##### Records for the exercise #####
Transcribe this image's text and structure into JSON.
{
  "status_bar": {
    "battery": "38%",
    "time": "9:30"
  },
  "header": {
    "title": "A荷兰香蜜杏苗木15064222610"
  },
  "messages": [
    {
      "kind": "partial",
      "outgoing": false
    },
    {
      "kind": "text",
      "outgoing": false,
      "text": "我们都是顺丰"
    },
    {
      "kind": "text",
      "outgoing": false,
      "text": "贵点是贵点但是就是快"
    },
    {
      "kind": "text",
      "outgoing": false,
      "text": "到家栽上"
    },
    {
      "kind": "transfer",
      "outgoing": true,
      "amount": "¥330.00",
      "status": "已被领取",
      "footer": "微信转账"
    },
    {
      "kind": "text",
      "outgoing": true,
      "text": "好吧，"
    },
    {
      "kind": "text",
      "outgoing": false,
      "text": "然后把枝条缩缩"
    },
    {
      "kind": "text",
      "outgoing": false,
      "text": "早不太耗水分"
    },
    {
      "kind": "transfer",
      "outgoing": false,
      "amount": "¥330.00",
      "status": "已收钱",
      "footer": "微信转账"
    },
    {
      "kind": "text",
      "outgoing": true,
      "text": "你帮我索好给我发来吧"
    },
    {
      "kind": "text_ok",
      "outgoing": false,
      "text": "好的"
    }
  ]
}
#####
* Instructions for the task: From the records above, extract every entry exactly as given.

* Solved problem:
Transcribe this image's text and structure into JSON.
{
  "status_bar": {
    "battery": "38%",
    "time": "9:30"
  },
  "header": {
    "title": "A荷兰香蜜杏苗木15064222610"
  },
  "messages": [
    {
      "kind": "partial",
      "outgoing": false
    },
    {
      "kind": "text",
      "outgoing": false,
      "text": "我们都是顺丰"
    },
    {
      "kind": "text",
      "outgoing": false,
      "text": "贵点是贵点但是就是快"
    },
    {
      "kind": "text",
      "outgoing": false,
      "text": "到家栽上"
    },
    {
      "kind": "transfer",
      "outgoing": true,
      "amount": "¥330.00",
      "status": "已被领取",
      "footer": "微信转账"
    },
    {
      "kind": "text",
      "outgoing": true,
      "text": "好吧，"
    },
    {
      "kind": "text",
      "outgoing": false,
      "text": "然后把枝条缩缩"
    },
    {
      "kind": "text",
      "outgoing": false,
      "text": "早不太耗水分"
    },
    {
      "kind": "transfer",
      "outgoing": false,
      "amount": "¥330.00",
      "status": "已收钱",
      "footer": "微信转账"
    },
    {
      "kind": "text",
      "outgoing": true,
      "text": "你帮我索好给我发来吧"
    },
    {
      "kind": "text_ok",
      "outgoing": false,
      "text": "好的"
    }
  ]
}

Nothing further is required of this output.